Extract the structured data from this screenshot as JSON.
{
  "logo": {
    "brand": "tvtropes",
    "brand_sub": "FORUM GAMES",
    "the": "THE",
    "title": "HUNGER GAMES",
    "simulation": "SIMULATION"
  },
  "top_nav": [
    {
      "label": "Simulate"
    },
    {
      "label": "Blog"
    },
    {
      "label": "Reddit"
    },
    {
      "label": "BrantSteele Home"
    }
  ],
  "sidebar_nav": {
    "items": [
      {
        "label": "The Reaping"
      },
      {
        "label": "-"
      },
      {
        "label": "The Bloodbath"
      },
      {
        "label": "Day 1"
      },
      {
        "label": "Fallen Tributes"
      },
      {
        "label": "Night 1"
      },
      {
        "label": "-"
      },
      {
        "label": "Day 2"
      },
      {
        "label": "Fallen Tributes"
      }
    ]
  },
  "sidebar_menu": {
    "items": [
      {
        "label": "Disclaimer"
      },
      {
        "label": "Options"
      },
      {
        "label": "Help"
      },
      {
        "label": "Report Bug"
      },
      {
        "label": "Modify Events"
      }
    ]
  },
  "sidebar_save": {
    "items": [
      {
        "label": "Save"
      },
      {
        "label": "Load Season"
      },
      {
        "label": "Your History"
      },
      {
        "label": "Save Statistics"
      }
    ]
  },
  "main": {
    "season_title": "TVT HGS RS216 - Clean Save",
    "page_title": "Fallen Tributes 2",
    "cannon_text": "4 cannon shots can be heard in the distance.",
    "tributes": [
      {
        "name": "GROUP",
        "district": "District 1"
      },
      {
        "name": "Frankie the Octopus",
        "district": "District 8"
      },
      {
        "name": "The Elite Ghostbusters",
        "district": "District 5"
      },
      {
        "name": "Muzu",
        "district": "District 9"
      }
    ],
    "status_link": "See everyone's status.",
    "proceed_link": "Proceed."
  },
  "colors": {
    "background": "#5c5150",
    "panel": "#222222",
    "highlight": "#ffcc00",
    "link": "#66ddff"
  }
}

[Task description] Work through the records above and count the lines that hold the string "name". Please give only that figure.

[Result of the exercise] 4